By Carlo Longino, Fri Mar 11 16:00:00 GMT 2005

Operators and manufacturers are showing off plenty of Mobile TV products at CeBIT. With a number of operators running live services and manufacturers already showing working next-generation systems, the technology is here. But will users care enough to pay?

Several operators have made mobile TV and video a key part of their 3G content offering, generally offering users several live streaming channels as well as well as downloadable clips. Vodafone, for instance, offers German users live simulcasts of four TV networks and another 11 "looped" channels that feature repeating, periodically updated content. NTT DoCoMo offers 30 to 40 channels, and serves them up over a video telephony connection: when users select a channel, their handset initiates a video call to a special number, then displays the stream. Manufacturer Samsung had on display phones from its home market in South Korea that use receive satellite and terrestrial DMB television broadcasts.

Siemens as well as Samsung is showing off DVB-H concept devices and service demos, and this technology, though only in the trial stage, also looks promising. The demo devices deliver high quality video, as do the DMB services already in operation. The existing streaming services offer quality that's probably about what one would expect -- pretty good for relatively static images, but degrading some for fast-moving scenes like football matches.

Clearly, the technology is ready. Next-generation systems will add interactivity; Siemens' demo showed several basic interactive elements that use the mobile network to send data back in to broadcasters, initially things like voting or to make purchases. Even better, the DVB-H and DMB systems let users record content. While the handsets aren't ready to replace users' TiVos, it's hard to imagine future versions of the devices won't have software that serves similar functions.

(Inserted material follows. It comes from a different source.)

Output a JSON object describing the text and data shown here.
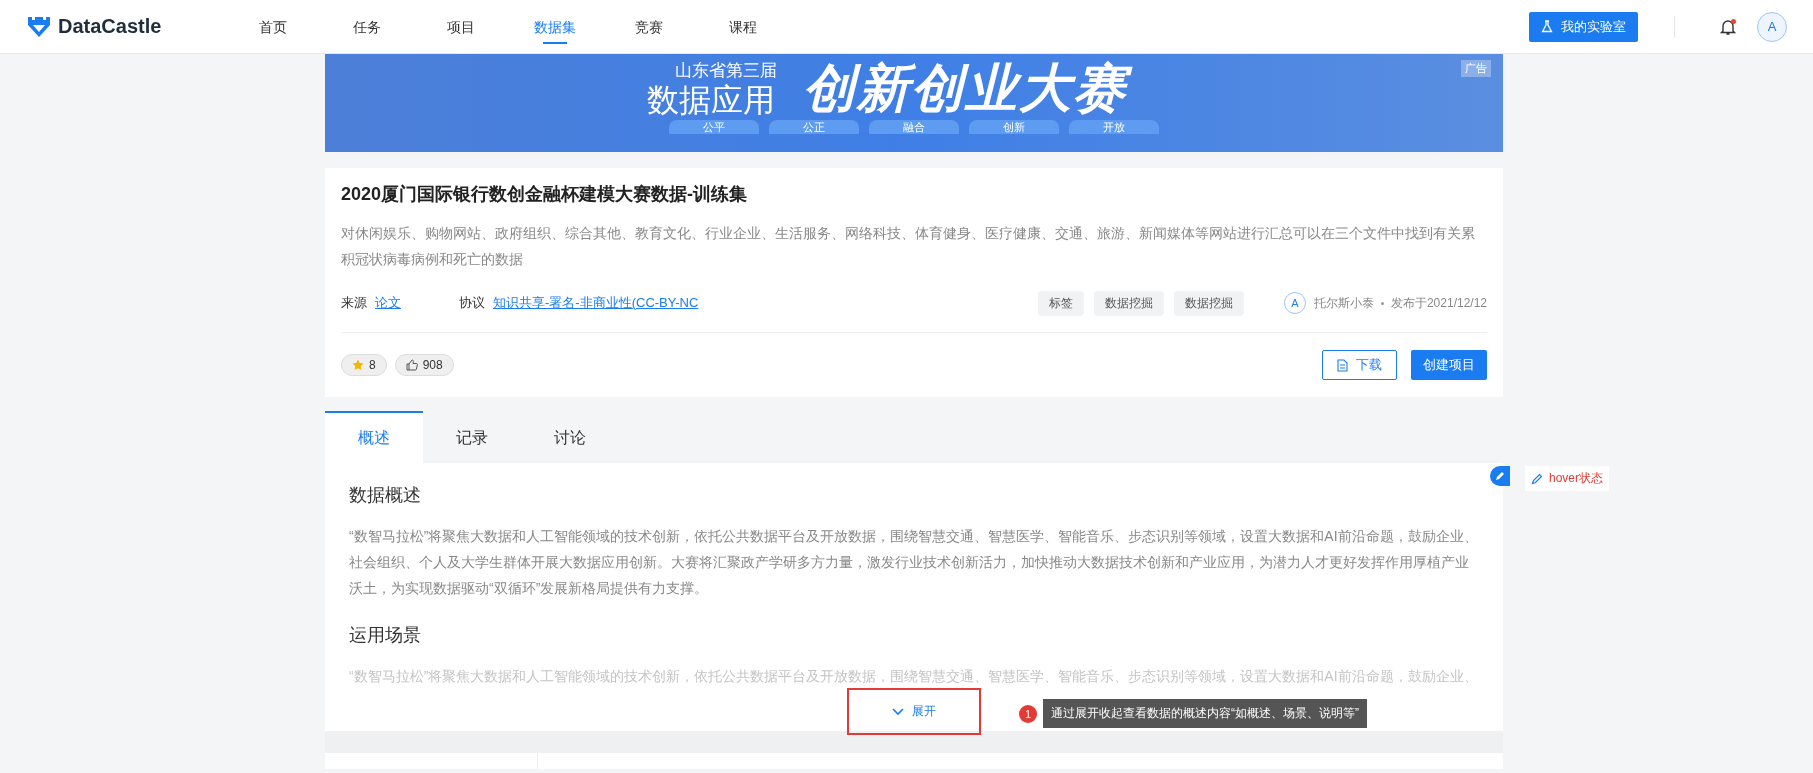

So the technology is here to deliver TV to mobile devices, and is even progressing nicely. Operators don't look like they're having any shortage of content, with CNN live streams available from several of them, and other top brands offering content. But the question remains: is live TV something people want on their mobiles?

It's clear that not even the operators are certain. Vodafone's live streams are free for users on 3G tariffs (at least in Germany) through the end of the year, and while O2 Germany is only offering clips, not live TV, they're free for subscribers for the time being as well. Sounds like the rather usual "drug pusher model": offer users something for free until they're hooked, then start charging. But mobile TV may not offer the potency of illegal substances -- will users be hooked enough to pay? Vodafone and its rivals have several months to find out.

The DMB and DVB-H technologies are more compelling than streams over UMTS for the time being, since they offer users the ability to harness the broadcasts by recording them and playing them back on their own schedule. The key to mobile video won't be just broadcasting live TV on its own, it will be offering users personal media. While TV on a mobile remains a novel concept, there will come a point when users won't be satisfied with watching anything just because it's available -- they'll want more control over what they're presented with. That's some functionality they'll likely have no problem paying for.